This is just as important for the reader as it is for the search engines. They need to know what you’re talking about so they’ll have a reason to read the post (or click the Pin).
Keep Paragraphs Short
Keeping your paragraphs short is also important to good readability. As weird as it sounds, you should be aiming for no more than a middle-school level of comprehension.
I know, I can get really wordy too. But the thing is, that readability has as much to do with how well your page looks on mobile as it does with delivering your message.
Yoast SEO for WordPress has a great readability score. It also lets you plug in a short description to see how it will appear on search results.
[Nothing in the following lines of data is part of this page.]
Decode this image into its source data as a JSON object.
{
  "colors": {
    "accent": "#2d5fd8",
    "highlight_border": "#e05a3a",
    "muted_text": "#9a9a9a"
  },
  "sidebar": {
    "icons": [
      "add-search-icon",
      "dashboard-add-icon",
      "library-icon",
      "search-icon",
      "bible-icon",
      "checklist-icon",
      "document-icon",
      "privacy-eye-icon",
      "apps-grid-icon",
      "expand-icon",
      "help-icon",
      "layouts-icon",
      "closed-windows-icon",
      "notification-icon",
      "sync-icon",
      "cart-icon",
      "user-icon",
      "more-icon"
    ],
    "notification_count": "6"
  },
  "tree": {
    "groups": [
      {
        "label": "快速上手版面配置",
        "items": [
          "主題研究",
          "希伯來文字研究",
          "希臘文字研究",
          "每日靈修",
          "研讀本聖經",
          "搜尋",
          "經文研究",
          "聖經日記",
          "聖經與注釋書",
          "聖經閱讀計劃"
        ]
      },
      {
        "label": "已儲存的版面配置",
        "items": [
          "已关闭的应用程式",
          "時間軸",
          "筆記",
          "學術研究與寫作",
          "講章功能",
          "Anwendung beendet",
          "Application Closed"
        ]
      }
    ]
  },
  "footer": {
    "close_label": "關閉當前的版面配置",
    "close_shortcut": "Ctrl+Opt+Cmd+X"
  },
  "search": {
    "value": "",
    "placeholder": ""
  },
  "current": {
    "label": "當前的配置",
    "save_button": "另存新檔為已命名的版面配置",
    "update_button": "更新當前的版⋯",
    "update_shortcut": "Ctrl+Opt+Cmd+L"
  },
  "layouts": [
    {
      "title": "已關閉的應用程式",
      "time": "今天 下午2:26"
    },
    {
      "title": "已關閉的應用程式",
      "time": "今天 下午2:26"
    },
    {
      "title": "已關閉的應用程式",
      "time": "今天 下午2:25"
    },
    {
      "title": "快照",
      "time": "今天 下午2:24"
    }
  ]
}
If it snags your keywords, even better!
Back Off on the Popups
I know it’s tempting; because you’ve seen all the pros do this too; but having a multitude of popups is really frustrating for search engines.
The reason? They obscure your text on mobile devices.
One popup, that’s easily closed, on all of your devices is all that’s needed. Use it to either generate subscribers to your blog or offer your freebie. Don’t use it for every single offer and list you have. Promote those separately.
Be Mobile Friendly
Picking up on a theme here? 2018 is the first official year that Google will be actively punishing websites that aren’t mobile friendly.
It’s also the first year that stats on all of my clients’ websites have reflected more that 50% (in some cases it’s over 60%) of their traffic from mobile devices.
That’s huge! So, if Google would delist your website for not being mobile friendly, why would your readers feel any differently?
Here’s the good news: most WordPress templates are now mobile responsive, meaning they work on both desktop and mobile platforms. But they don’t all work perfectly out of the box. Make sure you check multiple devices to see how your content and links look, and get a pro to make the adjustments you need. It’s worth it!
Stay As Fast As Possible
Along with the mobile optimization factor, you should look at your website’s speed. Oftentimes we bloggers get excited about just uploading images and videos, and never think about how they react with various browsers.
And then we find out it takes too long to load, and people are dropping off before even reading your content.
Run your website through a speed check (like GTMetrix), as well as a mobile performance test (like Google’s), and see what the results are. If it’s not good, send the report over to a professional and get a quote on increasing speed.
That’s a few hundred dollars well-spent, because while you may not be trying to list on Google, the better your website performs overall, the better your chances of getting ranked above even more popular blogs that run a lot slower.
I don’t mean use social media. Yes, I run courses on this (as do many other bloggers out there). What I mean is, be actively conversing with other bloggers. Comment on their posts. It’s a community.
But absolutely crucial is that you must be linking to other blogs as well. In a perfect system, they’ll link back to you. But linking to and from other relevant content does more than just make everyone feel warm and fuzzy.
Google likes to see active websites that do relevant things. When you trade links, you’re demonstrating that there is a live person there. On top of that, you gain reputation in the business, you give and take traffic, and you ultimately increase your website’s authority.
Get those links going, but make sure there’s a reason for them. You don’t want to just plop a link in a page with no context. A list of great recipes from other bloggers, however, with links to their actual recipes: that?s a golden ticket!
Getting found online is a combination of producing quality content, running a fast website, and staying active within your network. While there are many more technical factors involved in true SEO, just taking these few easy steps can really help propel your blog up the results pages while also enhancing the experience for your readers.
Have you had any experiences (good or bad) with your website’s performance or SEO? Let us know in the comments below! (If you have any questions or need help, hit us up with a PM on Twitter: http://www.twitter.com/pinwarriors.)